🔥🔥 There is one exception to this. 🔥🔥
Do not aim for inclusion at all cost when someone or something is harmful to others.

For example, when it comes to dismantling racism: yes, there will be difficult and uncomfortable conversations to be had. And this is okay when people are open and willing to learn. But when someone in your group, or in your coaching program is simply not willing to learn about how they are part of the system, and continue to be hurtful to others, then it’s time for them to go. Same with other issues that need addressing.

It’s your responsibility to draw your boundaries. And you can do so in a respectful, but very clear way. Call on the people who moderate your training space, when you are a participant, or take that responsibility as a trainer.

And the same is true for parts of a client, especially in Soul-based Coaching.
Because here we are trained to let our client’s Soul knowing take the lead in our sessions. This is super powerful for people who are healthy and functioning normally in their day to day life (whatever normal means ). But when a client who is, for example, anorexic (which is not considered healthy) asks us to help them get thinner, we will not honour that request.
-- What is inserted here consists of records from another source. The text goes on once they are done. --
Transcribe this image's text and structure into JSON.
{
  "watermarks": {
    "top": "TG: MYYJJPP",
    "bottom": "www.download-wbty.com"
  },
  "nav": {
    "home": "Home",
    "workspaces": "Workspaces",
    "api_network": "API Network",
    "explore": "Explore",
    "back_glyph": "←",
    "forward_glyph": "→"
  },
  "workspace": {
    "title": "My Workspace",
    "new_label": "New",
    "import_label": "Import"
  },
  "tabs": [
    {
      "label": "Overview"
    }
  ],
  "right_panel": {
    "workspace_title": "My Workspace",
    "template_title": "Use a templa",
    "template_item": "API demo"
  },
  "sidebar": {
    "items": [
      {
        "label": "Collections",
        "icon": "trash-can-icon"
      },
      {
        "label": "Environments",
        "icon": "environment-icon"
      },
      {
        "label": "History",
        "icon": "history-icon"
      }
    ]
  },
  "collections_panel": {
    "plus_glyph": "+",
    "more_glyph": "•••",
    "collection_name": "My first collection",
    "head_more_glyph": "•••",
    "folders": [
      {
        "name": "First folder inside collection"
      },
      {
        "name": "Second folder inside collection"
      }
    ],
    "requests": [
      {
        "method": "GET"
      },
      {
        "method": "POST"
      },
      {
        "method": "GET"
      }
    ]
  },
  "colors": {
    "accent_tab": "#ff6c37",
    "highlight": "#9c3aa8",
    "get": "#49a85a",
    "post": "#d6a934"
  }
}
We will guard them from themselves and help them get the support they need. (This is clearly not a coaching topic and requires specialist help.)

=>> So what does inclusion mean?

Inclusion does not mean: we are all one.
It does not mean: just focus on love and light.
It doesn’t mean: look away when there’s trouble ahead.
It does not mean being the ‘soft healer who causes stinking wounds’ (very nice Dutch expression, right?).

It means having the courage to stay in the midst of where the tension is and stay open.
It means not being too afraid to get it wrong to have a conversation.
It means cultivating enormous amounts of compassion.

For yourself, for your clients, for your coaching colleagues and trainers.
For our world.

We live in a world of separation, both inside and outside of ourselves. And inclusion is important medicine.

Come join us for the free workshop

Become the Coach Without Answers to see how this can be done